With all the hoopla about not paying attention because of texting and talking while driving, one would think that this is a new problem. However, there have been other classic examples over the decades of people’s paying attention to the wrong thing.
For example, one of the greatest jockeys of all time and the first to win over $100 million, Willie Shoemaker, was on his way to winning the 1957 Kentucky Derby riding Gallant Man. In the lead coming around the final turn, Shoemaker assumed the pole ahead was the finish line. But he wasn't paying careful attention and in reality it was the last pole before the finish line. He stood up in the stirrups in triumph and as he did, Iron Liege passed him and won the Derby.
Adam and Eve did not pay attention to God’s instructions not to eat from one particular tree.

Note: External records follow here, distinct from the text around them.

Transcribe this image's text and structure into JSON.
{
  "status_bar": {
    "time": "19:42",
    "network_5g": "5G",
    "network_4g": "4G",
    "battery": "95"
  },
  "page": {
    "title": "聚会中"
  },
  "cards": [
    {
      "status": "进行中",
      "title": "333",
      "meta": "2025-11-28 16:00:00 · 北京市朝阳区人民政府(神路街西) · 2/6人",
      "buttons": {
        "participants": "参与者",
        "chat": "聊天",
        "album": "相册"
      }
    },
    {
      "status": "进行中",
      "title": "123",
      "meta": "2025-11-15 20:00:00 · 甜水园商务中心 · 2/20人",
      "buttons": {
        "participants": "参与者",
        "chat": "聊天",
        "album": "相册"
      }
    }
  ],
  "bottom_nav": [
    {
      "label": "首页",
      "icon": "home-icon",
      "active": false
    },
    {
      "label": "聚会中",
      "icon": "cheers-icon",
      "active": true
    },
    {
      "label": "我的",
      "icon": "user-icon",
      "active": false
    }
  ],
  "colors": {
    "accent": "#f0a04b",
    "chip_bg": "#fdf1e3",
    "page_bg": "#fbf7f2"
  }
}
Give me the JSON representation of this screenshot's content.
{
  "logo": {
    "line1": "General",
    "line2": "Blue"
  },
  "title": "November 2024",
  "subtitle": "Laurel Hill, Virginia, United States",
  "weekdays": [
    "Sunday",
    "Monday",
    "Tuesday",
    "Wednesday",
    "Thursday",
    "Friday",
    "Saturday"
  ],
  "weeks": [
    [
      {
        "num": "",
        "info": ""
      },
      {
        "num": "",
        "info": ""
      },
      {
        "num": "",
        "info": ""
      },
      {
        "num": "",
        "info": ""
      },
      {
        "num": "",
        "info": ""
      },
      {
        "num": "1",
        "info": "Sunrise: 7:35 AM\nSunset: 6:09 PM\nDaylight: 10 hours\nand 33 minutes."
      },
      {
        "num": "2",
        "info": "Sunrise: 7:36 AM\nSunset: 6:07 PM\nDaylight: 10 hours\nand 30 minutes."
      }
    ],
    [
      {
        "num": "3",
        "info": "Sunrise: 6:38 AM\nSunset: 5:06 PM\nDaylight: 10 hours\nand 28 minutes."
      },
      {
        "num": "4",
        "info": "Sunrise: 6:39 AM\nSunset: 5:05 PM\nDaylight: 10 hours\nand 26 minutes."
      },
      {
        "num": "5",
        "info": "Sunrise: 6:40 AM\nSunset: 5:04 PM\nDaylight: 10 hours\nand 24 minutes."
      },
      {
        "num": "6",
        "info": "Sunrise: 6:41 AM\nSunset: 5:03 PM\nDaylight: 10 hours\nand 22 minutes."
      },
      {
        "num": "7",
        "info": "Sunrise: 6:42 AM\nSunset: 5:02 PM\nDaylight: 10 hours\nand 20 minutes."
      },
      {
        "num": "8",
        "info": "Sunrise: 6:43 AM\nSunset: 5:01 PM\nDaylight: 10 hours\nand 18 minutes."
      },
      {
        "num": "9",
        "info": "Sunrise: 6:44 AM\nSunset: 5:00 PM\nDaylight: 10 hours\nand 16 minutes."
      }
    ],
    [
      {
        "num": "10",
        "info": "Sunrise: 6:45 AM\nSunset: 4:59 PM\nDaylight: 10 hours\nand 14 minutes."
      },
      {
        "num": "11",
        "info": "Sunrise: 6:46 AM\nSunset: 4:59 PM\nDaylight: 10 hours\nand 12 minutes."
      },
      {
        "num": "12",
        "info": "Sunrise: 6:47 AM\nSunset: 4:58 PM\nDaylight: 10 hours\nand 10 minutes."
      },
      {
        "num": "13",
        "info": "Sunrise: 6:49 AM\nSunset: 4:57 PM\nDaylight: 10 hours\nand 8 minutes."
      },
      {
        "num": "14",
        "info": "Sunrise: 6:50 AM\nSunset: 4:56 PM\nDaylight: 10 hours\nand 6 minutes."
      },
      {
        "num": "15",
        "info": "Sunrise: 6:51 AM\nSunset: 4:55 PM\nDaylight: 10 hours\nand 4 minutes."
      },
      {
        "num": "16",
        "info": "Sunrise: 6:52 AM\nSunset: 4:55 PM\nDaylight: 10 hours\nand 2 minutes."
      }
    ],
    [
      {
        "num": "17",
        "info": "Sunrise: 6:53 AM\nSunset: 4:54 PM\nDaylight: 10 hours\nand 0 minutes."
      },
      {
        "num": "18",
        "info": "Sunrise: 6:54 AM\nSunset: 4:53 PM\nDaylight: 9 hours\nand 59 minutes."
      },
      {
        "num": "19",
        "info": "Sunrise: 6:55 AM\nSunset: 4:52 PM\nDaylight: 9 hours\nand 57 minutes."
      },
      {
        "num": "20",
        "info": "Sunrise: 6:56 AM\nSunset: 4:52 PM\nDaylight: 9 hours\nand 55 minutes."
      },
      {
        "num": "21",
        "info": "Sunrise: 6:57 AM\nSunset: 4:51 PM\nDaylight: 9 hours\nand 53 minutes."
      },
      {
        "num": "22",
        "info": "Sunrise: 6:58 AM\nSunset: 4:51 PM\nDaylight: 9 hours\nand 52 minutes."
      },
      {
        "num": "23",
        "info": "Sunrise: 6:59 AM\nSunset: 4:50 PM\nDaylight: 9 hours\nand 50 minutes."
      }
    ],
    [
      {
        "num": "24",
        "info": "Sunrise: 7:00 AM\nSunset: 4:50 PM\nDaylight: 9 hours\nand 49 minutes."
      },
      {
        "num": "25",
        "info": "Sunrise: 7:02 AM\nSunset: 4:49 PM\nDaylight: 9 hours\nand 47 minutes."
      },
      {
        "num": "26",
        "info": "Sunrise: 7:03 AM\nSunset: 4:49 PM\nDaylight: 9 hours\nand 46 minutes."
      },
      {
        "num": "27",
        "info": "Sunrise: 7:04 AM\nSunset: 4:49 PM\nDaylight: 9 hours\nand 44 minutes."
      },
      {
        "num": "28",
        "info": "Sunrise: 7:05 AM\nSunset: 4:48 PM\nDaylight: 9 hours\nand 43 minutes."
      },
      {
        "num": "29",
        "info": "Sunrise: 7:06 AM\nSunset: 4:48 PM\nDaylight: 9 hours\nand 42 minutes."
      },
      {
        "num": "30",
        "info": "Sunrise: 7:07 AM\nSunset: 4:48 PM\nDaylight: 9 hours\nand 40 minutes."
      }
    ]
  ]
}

Instead they paid attention to the deception of the serpent and were expelled from their idyllic life in the Garden of Eden.
Sometimes we don’t pay attention because we become complacent with the familiar. For example, a Churchill Car Insurance poll a few years ago revealed that drivers on familiar roads experienced a "switching off" syndrome which is a common cause of car accidents. The National Highway Traffic Safety Administration in a 2008 study found that over half of auto accidents occur within 5 miles of home. Have you ever driven a familiar route to work or school and when you arrived did not remember how you got there? We get to thinking about the day and our various responsibilities and simply do not pay attention to driving at 70 mph.
Thus you can see that inattentiveness is not simply due to the technology of recent decades, but lack of attention has been common as long as humans have followed life routines. In order to counteract those around us who are not paying attention, we must be extra-diligent to be alert and on guard in all situations.
Stephen D. Boyd, Ph.D., CSP, is Professor Emeritus of Speech Communication, College of Informatics, Northern Kentucky University, near Cincinnati. He presents keynotes and seminars to corporations and associations whose people want to speak and listen effectively.
Contact Steve today for priority scheduling!
(859) 441-6520 or email info@SBoyd.com